◆ DATASET:
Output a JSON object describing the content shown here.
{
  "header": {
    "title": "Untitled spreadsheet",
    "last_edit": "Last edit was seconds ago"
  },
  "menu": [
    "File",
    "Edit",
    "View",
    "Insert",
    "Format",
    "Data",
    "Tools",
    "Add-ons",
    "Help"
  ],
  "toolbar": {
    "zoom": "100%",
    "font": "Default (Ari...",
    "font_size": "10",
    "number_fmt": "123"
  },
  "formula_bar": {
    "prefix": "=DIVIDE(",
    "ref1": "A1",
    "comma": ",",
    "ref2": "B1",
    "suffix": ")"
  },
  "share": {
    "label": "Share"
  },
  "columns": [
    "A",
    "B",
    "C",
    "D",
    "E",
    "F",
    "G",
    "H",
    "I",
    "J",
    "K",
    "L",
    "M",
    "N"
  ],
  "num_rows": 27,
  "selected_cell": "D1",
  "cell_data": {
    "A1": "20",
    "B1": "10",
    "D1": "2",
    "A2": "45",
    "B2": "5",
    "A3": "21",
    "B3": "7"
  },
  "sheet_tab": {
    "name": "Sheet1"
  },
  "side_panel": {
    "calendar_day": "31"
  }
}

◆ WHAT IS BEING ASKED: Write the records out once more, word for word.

◆ RESULT OF THE EXERCISE:
Output a JSON object describing the content shown here.
{
  "header": {
    "title": "Untitled spreadsheet",
    "last_edit": "Last edit was seconds ago"
  },
  "menu": [
    "File",
    "Edit",
    "View",
    "Insert",
    "Format",
    "Data",
    "Tools",
    "Add-ons",
    "Help"
  ],
  "toolbar": {
    "zoom": "100%",
    "font": "Default (Ari...",
    "font_size": "10",
    "number_fmt": "123"
  },
  "formula_bar": {
    "prefix": "=DIVIDE(",
    "ref1": "A1",
    "comma": ",",
    "ref2": "B1",
    "suffix": ")"
  },
  "share": {
    "label": "Share"
  },
  "columns": [
    "A",
    "B",
    "C",
    "D",
    "E",
    "F",
    "G",
    "H",
    "I",
    "J",
    "K",
    "L",
    "M",
    "N"
  ],
  "num_rows": 27,
  "selected_cell": "D1",
  "cell_data": {
    "A1": "20",
    "B1": "10",
    "D1": "2",
    "A2": "45",
    "B2": "5",
    "A3": "21",
    "B3": "7"
  },
  "sheet_tab": {
    "name": "Sheet1"
  },
  "side_panel": {
    "calendar_day": "31"
  }
}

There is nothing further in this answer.